Originally designed to be a system with checks and balances in which the elected executive government is responsible to the law-making parliamentary organ, itself made up according to election results, its judiciary arm provides a legal filter right at the end.
In the modern scenario, the power of the executive has indeed been curtailed, but often at the expense of rendering both it and parliament ineffectual in the face of the judiciary, which is spinning a stifling legal spider web around not just those parts of government that unlike itself have actually been elected by the people, but also around society as a whole.
Yes, and then there are the supranational institutions, such as the EU and UN, which add yet another layer of bureaucracy and prescription without actually being able to contribute to major issues such as the environment, drug and people trafficking or the standardisation of international norms and regulations.

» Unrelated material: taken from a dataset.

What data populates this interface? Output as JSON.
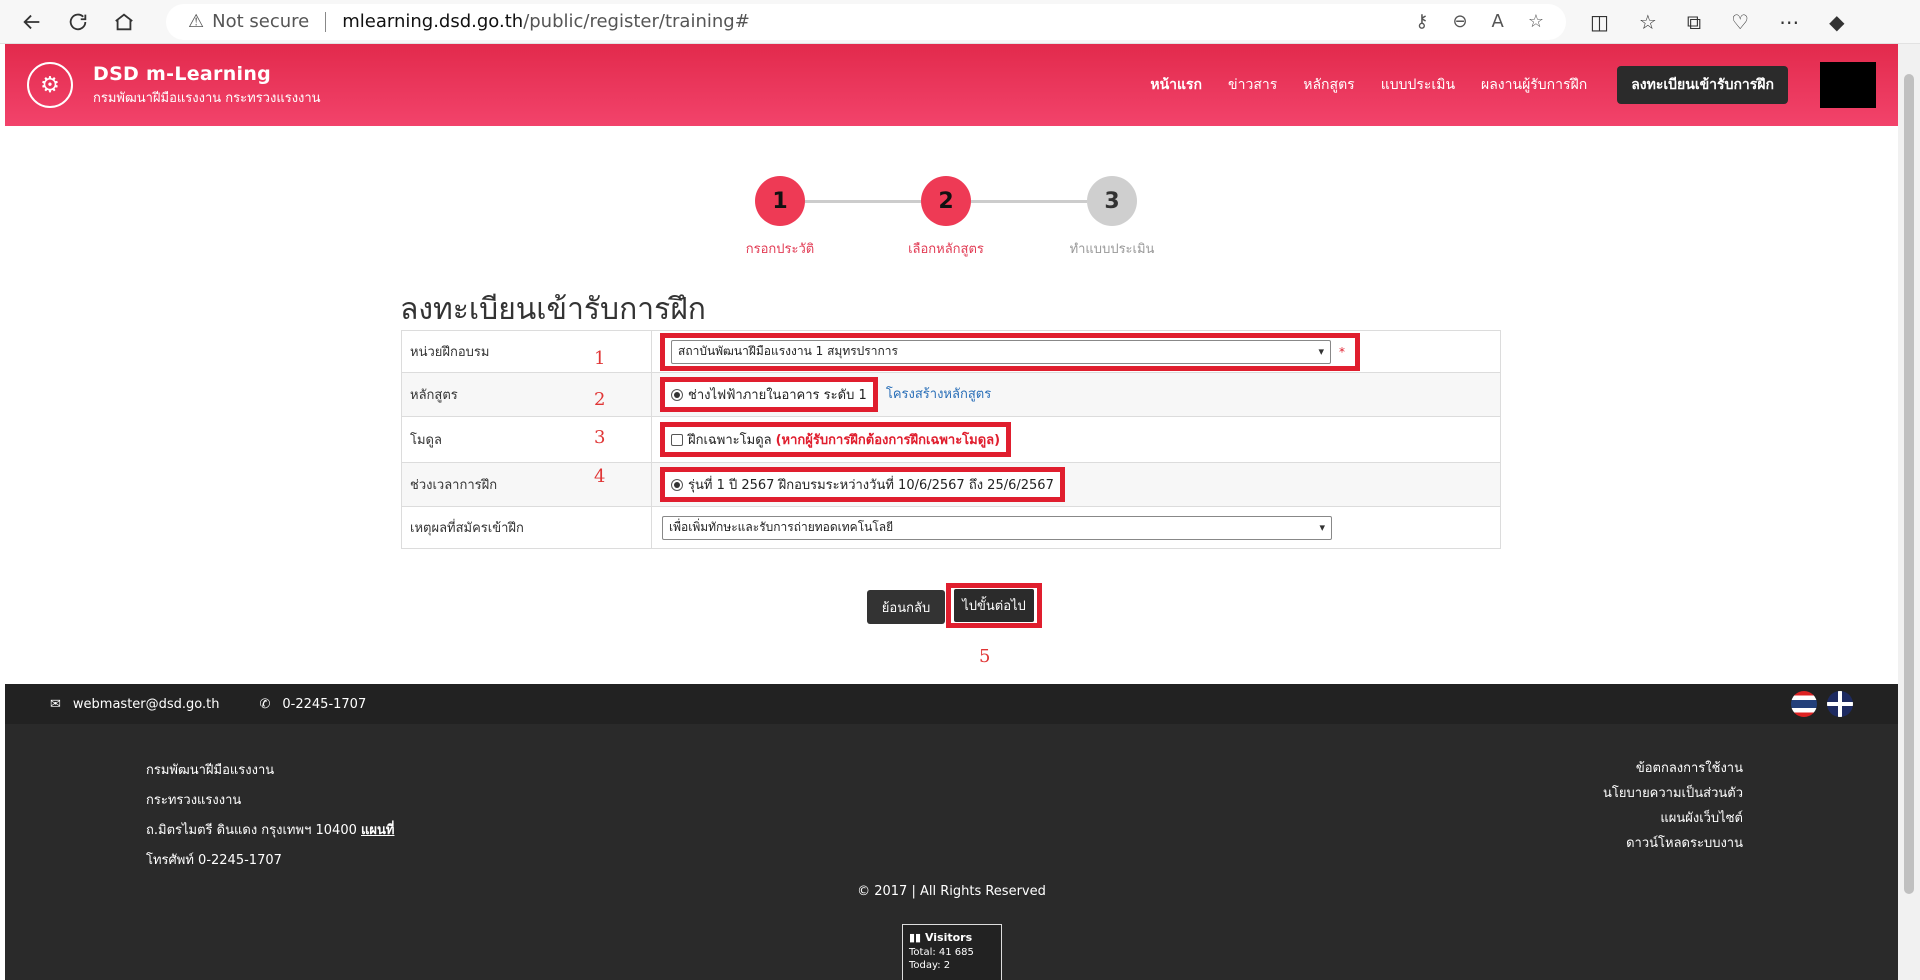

True democracy There is no single definition of true democracy. For some it is the system of direct involvement practiced by the Swiss, for others more or less government intervention, Communism, Authoritarianism, Theocratic states, post-liberal secular welfare states where the main concern is with gay people and minorities, conservative central government where the principal focus is on the wealthy and corporations, constitutional monarchy, absolute monarchy, qualified franchise, Libertarianism, Anarchism and many more.
As the world and its problems – and solutions – grow ever more complex, our instinctive desire to seek remedy in old answers will increasingly fall short of our needs. This said, an overly complex legal web does not provide a satisfactory system either, especially since its protagonists are unknown and unelected.
At a time when the concept of democracy is being questioned and the perfect political and economic system remains as elusive as ever, I believe the basic tenets of it to be quite simple – namely that any system which calls itself democratic should provide personal liberty and safety to its citizens, but in return demand responsibility, participation and a commitment to the greater good from them. In other words, any system is only successful when the social contract upon which it was founded is alive and well.
Words Michel Cruz